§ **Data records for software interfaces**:
========
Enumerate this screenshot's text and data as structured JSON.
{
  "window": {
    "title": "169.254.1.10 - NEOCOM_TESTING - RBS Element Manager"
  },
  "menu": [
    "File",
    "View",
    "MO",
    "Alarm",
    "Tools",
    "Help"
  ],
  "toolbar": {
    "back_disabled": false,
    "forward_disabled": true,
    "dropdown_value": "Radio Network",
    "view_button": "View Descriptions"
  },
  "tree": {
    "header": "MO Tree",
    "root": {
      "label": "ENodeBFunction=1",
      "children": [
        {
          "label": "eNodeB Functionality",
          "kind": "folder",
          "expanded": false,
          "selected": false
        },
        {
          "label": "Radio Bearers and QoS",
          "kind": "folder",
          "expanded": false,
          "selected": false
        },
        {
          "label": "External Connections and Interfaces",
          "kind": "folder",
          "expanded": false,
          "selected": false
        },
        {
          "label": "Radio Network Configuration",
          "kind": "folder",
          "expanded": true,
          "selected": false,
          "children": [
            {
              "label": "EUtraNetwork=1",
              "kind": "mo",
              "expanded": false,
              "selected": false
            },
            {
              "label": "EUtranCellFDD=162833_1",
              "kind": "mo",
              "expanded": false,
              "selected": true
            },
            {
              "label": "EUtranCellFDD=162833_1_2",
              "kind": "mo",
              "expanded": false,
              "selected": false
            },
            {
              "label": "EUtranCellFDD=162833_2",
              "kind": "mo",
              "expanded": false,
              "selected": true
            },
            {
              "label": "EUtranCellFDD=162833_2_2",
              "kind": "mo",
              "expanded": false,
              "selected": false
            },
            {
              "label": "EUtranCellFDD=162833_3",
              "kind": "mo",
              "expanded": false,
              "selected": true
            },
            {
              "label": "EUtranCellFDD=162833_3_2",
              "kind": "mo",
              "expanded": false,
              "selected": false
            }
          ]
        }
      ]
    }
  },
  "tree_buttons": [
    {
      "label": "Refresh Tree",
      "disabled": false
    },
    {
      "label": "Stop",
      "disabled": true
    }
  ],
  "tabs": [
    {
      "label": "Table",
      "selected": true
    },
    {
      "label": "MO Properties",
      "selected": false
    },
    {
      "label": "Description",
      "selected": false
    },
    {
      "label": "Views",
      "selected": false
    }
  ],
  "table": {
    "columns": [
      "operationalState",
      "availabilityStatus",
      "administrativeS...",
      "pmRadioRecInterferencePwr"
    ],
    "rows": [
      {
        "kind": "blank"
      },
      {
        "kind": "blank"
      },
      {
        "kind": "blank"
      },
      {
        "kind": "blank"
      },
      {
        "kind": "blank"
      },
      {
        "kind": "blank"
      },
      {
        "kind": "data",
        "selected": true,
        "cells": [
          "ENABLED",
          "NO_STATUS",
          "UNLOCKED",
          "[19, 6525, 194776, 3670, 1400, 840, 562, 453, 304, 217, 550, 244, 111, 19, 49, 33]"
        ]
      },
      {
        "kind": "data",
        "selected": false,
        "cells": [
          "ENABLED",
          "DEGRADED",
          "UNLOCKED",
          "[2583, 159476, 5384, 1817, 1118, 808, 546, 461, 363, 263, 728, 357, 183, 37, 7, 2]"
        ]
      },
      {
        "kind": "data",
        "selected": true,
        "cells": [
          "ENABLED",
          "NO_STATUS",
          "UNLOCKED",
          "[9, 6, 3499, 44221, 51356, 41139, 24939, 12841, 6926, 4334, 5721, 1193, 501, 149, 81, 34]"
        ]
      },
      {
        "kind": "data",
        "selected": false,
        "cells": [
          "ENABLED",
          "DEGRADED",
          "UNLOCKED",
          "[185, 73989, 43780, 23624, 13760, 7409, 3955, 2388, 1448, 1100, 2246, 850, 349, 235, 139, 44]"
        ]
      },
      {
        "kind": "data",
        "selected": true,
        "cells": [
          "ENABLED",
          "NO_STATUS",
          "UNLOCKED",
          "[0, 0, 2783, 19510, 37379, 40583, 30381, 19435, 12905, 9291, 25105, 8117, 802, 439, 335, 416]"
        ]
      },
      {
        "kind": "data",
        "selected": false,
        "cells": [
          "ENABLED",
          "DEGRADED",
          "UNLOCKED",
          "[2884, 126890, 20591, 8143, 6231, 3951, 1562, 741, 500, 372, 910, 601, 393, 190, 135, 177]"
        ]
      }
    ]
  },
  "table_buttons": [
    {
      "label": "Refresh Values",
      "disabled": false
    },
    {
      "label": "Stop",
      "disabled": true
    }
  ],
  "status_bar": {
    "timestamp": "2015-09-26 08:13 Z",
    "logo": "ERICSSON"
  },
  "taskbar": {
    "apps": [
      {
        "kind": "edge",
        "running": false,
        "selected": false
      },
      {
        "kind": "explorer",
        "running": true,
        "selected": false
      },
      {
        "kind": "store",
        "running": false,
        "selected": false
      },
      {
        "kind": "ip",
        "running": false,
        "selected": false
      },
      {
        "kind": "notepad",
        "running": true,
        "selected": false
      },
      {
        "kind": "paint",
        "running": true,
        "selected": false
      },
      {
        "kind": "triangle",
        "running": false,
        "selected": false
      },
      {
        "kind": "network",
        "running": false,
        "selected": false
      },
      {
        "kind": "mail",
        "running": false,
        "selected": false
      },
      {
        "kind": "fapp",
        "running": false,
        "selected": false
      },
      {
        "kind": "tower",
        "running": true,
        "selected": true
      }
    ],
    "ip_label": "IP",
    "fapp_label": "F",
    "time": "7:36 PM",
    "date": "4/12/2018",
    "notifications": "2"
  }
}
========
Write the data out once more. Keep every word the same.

Enumerate this screenshot's text and data as structured JSON.
{
  "window": {
    "title": "169.254.1.10 - NEOCOM_TESTING - RBS Element Manager"
  },
  "menu": [
    "File",
    "View",
    "MO",
    "Alarm",
    "Tools",
    "Help"
  ],
  "toolbar": {
    "back_disabled": false,
    "forward_disabled": true,
    "dropdown_value": "Radio Network",
    "view_button": "View Descriptions"
  },
  "tree": {
    "header": "MO Tree",
    "root": {
      "label": "ENodeBFunction=1",
      "children": [
        {
          "label": "eNodeB Functionality",
          "kind": "folder",
          "expanded": false,
          "selected": false
        },
        {
          "label": "Radio Bearers and QoS",
          "kind": "folder",
          "expanded": false,
          "selected": false
        },
        {
          "label": "External Connections and Interfaces",
          "kind": "folder",
          "expanded": false,
          "selected": false
        },
        {
          "label": "Radio Network Configuration",
          "kind": "folder",
          "expanded": true,
          "selected": false,
          "children": [
            {
              "label": "EUtraNetwork=1",
              "kind": "mo",
              "expanded": false,
              "selected": false
            },
            {
              "label": "EUtranCellFDD=162833_1",
              "kind": "mo",
              "expanded": false,
              "selected": true
            },
            {
              "label": "EUtranCellFDD=162833_1_2",
              "kind": "mo",
              "expanded": false,
              "selected": false
            },
            {
              "label": "EUtranCellFDD=162833_2",
              "kind": "mo",
              "expanded": false,
              "selected": true
            },
            {
              "label": "EUtranCellFDD=162833_2_2",
              "kind": "mo",
              "expanded": false,
              "selected": false
            },
            {
              "label": "EUtranCellFDD=162833_3",
              "kind": "mo",
              "expanded": false,
              "selected": true
            },
            {
              "label": "EUtranCellFDD=162833_3_2",
              "kind": "mo",
              "expanded": false,
              "selected": false
            }
          ]
        }
      ]
    }
  },
  "tree_buttons": [
    {
      "label": "Refresh Tree",
      "disabled": false
    },
    {
      "label": "Stop",
      "disabled": true
    }
  ],
  "tabs": [
    {
      "label": "Table",
      "selected": true
    },
    {
      "label": "MO Properties",
      "selected": false
    },
    {
      "label": "Description",
      "selected": false
    },
    {
      "label": "Views",
      "selected": false
    }
  ],
  "table": {
    "columns": [
      "operationalState",
      "availabilityStatus",
      "administrativeS...",
      "pmRadioRecInterferencePwr"
    ],
    "rows": [
      {
        "kind": "blank"
      },
      {
        "kind": "blank"
      },
      {
        "kind": "blank"
      },
      {
        "kind": "blank"
      },
      {
        "kind": "blank"
      },
      {
        "kind": "blank"
      },
      {
        "kind": "data",
        "selected": true,
        "cells": [
          "ENABLED",
          "NO_STATUS",
          "UNLOCKED",
          "[19, 6525, 194776, 3670, 1400, 840, 562, 453, 304, 217, 550, 244, 111, 19, 49, 33]"
        ]
      },
      {
        "kind": "data",
        "selected": false,
        "cells": [
          "ENABLED",
          "DEGRADED",
          "UNLOCKED",
          "[2583, 159476, 5384, 1817, 1118, 808, 546, 461, 363, 263, 728, 357, 183, 37, 7, 2]"
        ]
      },
      {
        "kind": "data",
        "selected": true,
        "cells": [
          "ENABLED",
          "NO_STATUS",
          "UNLOCKED",
          "[9, 6, 3499, 44221, 51356, 41139, 24939, 12841, 6926, 4334, 5721, 1193, 501, 149, 81, 34]"
        ]
      },
      {
        "kind": "data",
        "selected": false,
        "cells": [
          "ENABLED",
          "DEGRADED",
          "UNLOCKED",
          "[185, 73989, 43780, 23624, 13760, 7409, 3955, 2388, 1448, 1100, 2246, 850, 349, 235, 139, 44]"
        ]
      },
      {
        "kind": "data",
        "selected": true,
        "cells": [
          "ENABLED",
          "NO_STATUS",
          "UNLOCKED",
          "[0, 0, 2783, 19510, 37379, 40583, 30381, 19435, 12905, 9291, 25105, 8117, 802, 439, 335, 416]"
        ]
      },
      {
        "kind": "data",
        "selected": false,
        "cells": [
          "ENABLED",
          "DEGRADED",
          "UNLOCKED",
          "[2884, 126890, 20591, 8143, 6231, 3951, 1562, 741, 500, 372, 910, 601, 393, 190, 135, 177]"
        ]
      }
    ]
  },
  "table_buttons": [
    {
      "label": "Refresh Values",
      "disabled": false
    },
    {
      "label": "Stop",
      "disabled": true
    }
  ],
  "status_bar": {
    "timestamp": "2015-09-26 08:13 Z",
    "logo": "ERICSSON"
  },
  "taskbar": {
    "apps": [
      {
        "kind": "edge",
        "running": false,
        "selected": false
      },
      {
        "kind": "explorer",
        "running": true,
        "selected": false
      },
      {
        "kind": "store",
        "running": false,
        "selected": false
      },
      {
        "kind": "ip",
        "running": false,
        "selected": false
      },
      {
        "kind": "notepad",
        "running": true,
        "selected": false
      },
      {
        "kind": "paint",
        "running": true,
        "selected": false
      },
      {
        "kind": "triangle",
        "running": false,
        "selected": false
      },
      {
        "kind": "network",
        "running": false,
        "selected": false
      },
      {
        "kind": "mail",
        "running": false,
        "selected": false
      },
      {
        "kind": "fapp",
        "running": false,
        "selected": false
      },
      {
        "kind": "tower",
        "running": true,
        "selected": true
      }
    ],
    "ip_label": "IP",
    "fapp_label": "F",
    "time": "7:36 PM",
    "date": "4/12/2018",
    "notifications": "2"
  }
}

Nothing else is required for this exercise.